The Mirk and the Midnight

16055662As an avid fan of Nickerson’s first novel, “Strands of Bronze and Gold,” her sophomore follow-up “The Mirk and the Midnight Hour”¬†was one of the novels I most highly anticipated this year. Set in the south at the start of the Civil War, its protagonist, the teenaged Violet Delancey, finds her world changing rapidly. Her father is off to war, and has left behind a new stepmother and sister, and a young cousin has also recently been deposited at the family farm. In addition, the arrival of mysterious group of travelers in town, coincides with the discovery of a Union soldier hidden in the woods.

What I enjoyed most: As with her previous novel, I found it very easy to get involved in this novel. Nickerson is a strong storyteller, and for the most part allows the reader to suspend disbelief.

Where I struggled: The language was not always consistent- the story will grab you, but occasionally you’ll be struck by the odd word here or there that just doesn’t sit right. Example: an old woman who uses the word “yup.” Eh… no. Some of the characters can be a bit too one dimensional. Some characters (like Violet) get a lot of love, whereas others rely too heavily on existing stereotypes (ex. Sunny… who is the WORST). Pacing was also off- I got bogged down in the middle of the novel, and in my opinion it took way too long to get to the meat of the story (around the 40% mark).

Overall, a fun read- though I have to admit “Strands” continues to be my favorite of the two. Looking forward to Nickerson’s third novel! “The Mirk and the Midnight Hour” is on shelves now and available for purchase from

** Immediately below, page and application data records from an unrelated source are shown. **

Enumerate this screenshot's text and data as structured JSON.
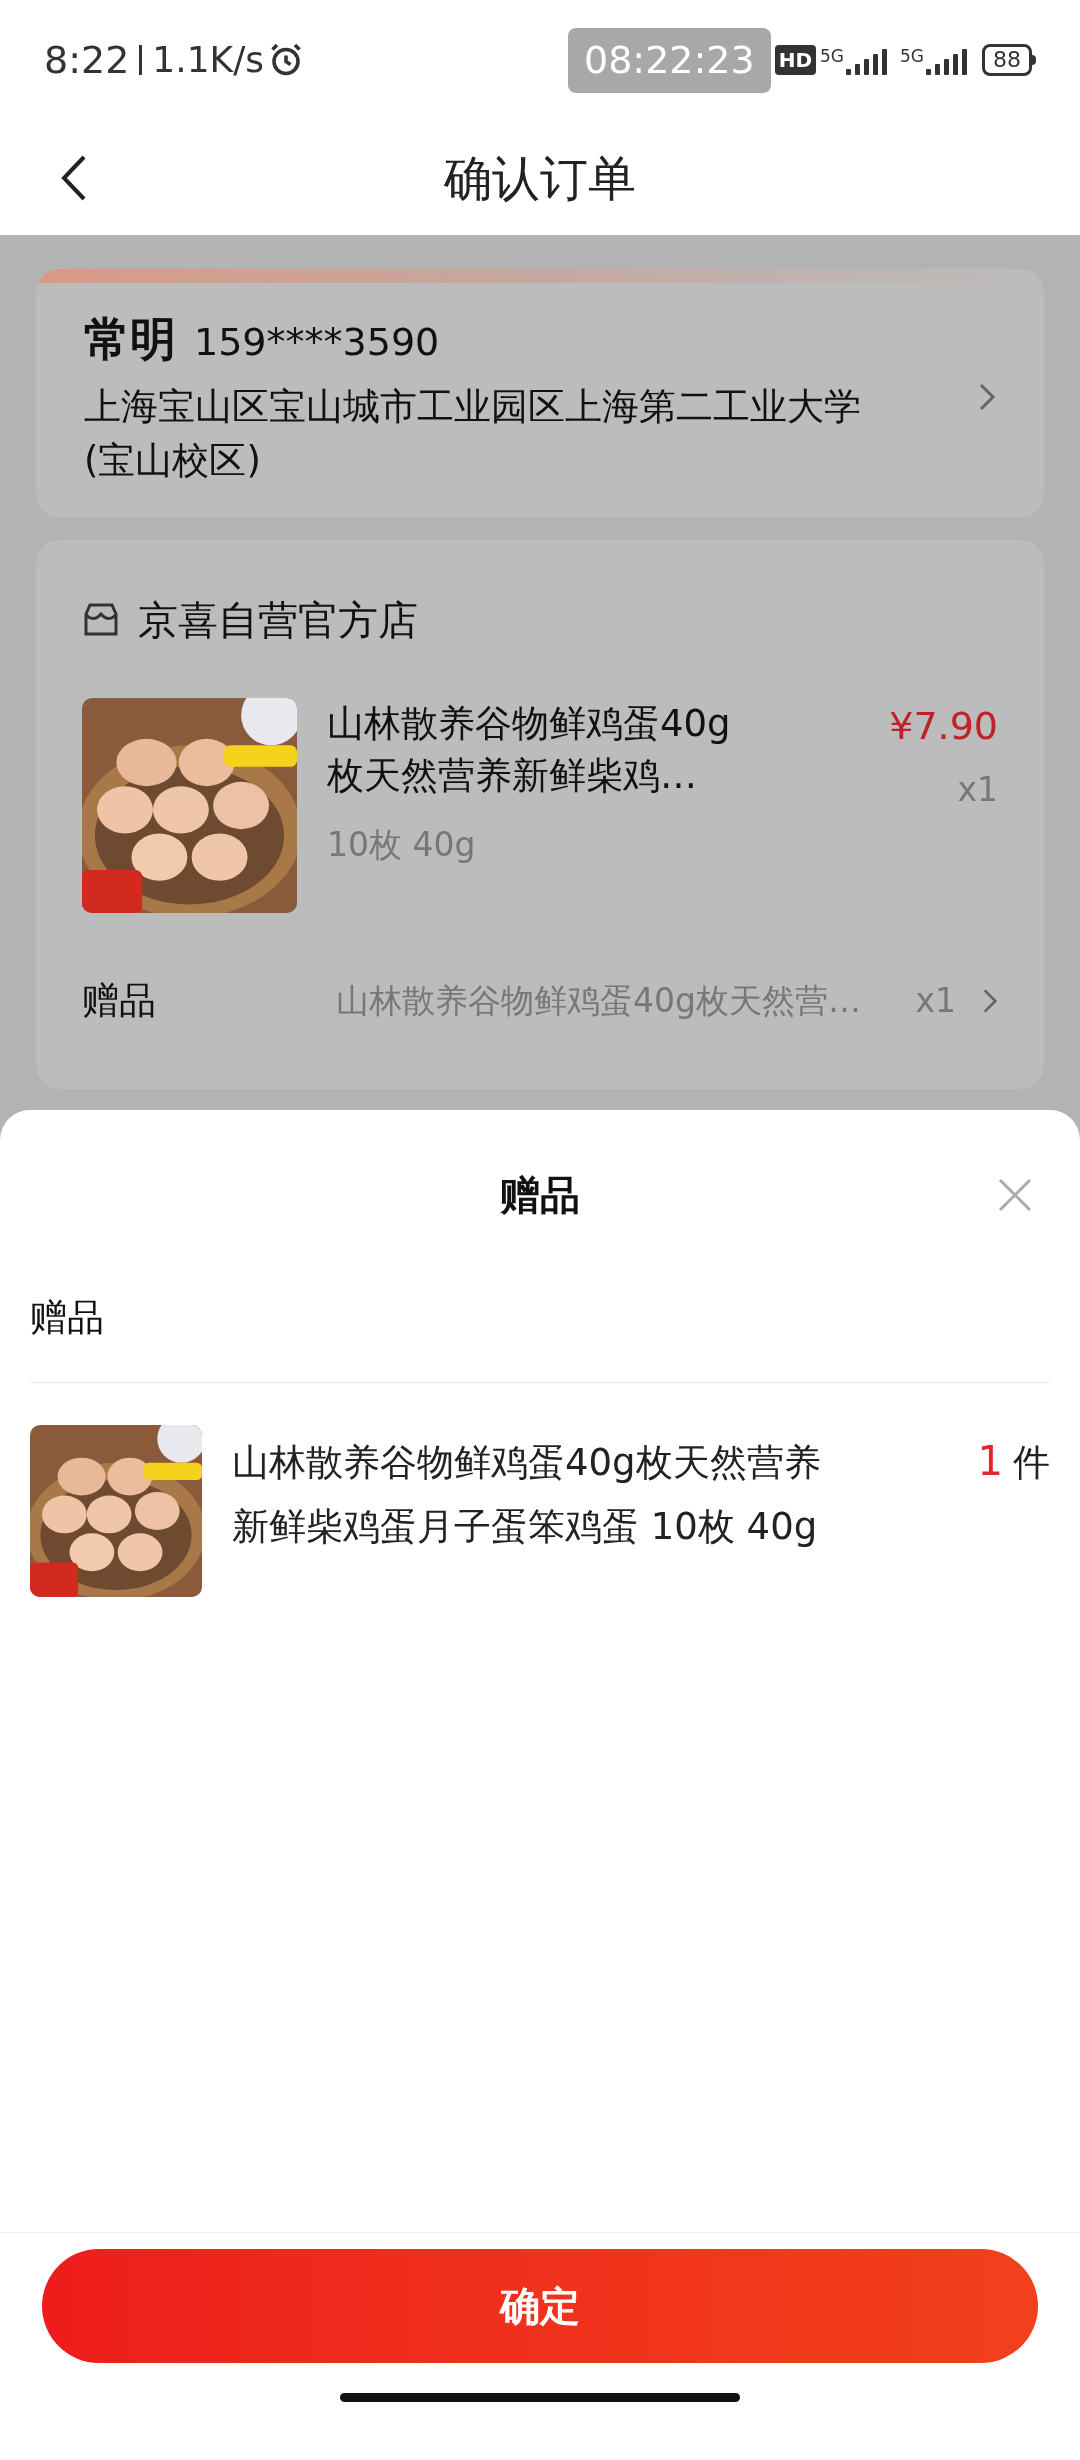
{
  "status_bar": {
    "time": "8:22",
    "speed": "1.1K/s",
    "recording_time": "08:22:23",
    "hd_badge": "HD",
    "network_1": "5G",
    "network_2": "5G",
    "battery": "88"
  },
  "header": {
    "title": "确认订单"
  },
  "address": {
    "name": "常明",
    "phone": "159****3590",
    "line": "上海宝山区宝山城市工业园区上海第二工业大学(宝山校区)"
  },
  "store": {
    "name": "京喜自营官方店",
    "product": {
      "title_lines": [
        "山林散养谷物鲜鸡蛋40g",
        "枚天然营养新鲜柴鸡…"
      ],
      "spec": "10枚 40g",
      "price": "¥7.90",
      "qty": "x1"
    },
    "gift": {
      "label": "赠品",
      "name": "山林散养谷物鲜鸡蛋40g枚天然营…",
      "qty": "x1"
    }
  },
  "sheet": {
    "title": "赠品",
    "section": "赠品",
    "items": [
      {
        "title_lines": [
          "山林散养谷物鲜鸡蛋40g枚天然营养",
          "新鲜柴鸡蛋月子蛋笨鸡蛋 10枚 40g"
        ],
        "count": "1",
        "unit": "件"
      }
    ]
  },
  "confirm_button": "确定"
}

Side note: “The Mirk and the Midnight Hour” is an inventive re-telling of the legend of Tam Lin. I highly recommend doing a Google search for the original story AFTER you’ve finished the book as you will definitely be impressed with the imaginative way that Nickerson weaves aspects of the traditional into her novel.

xo The Book Bird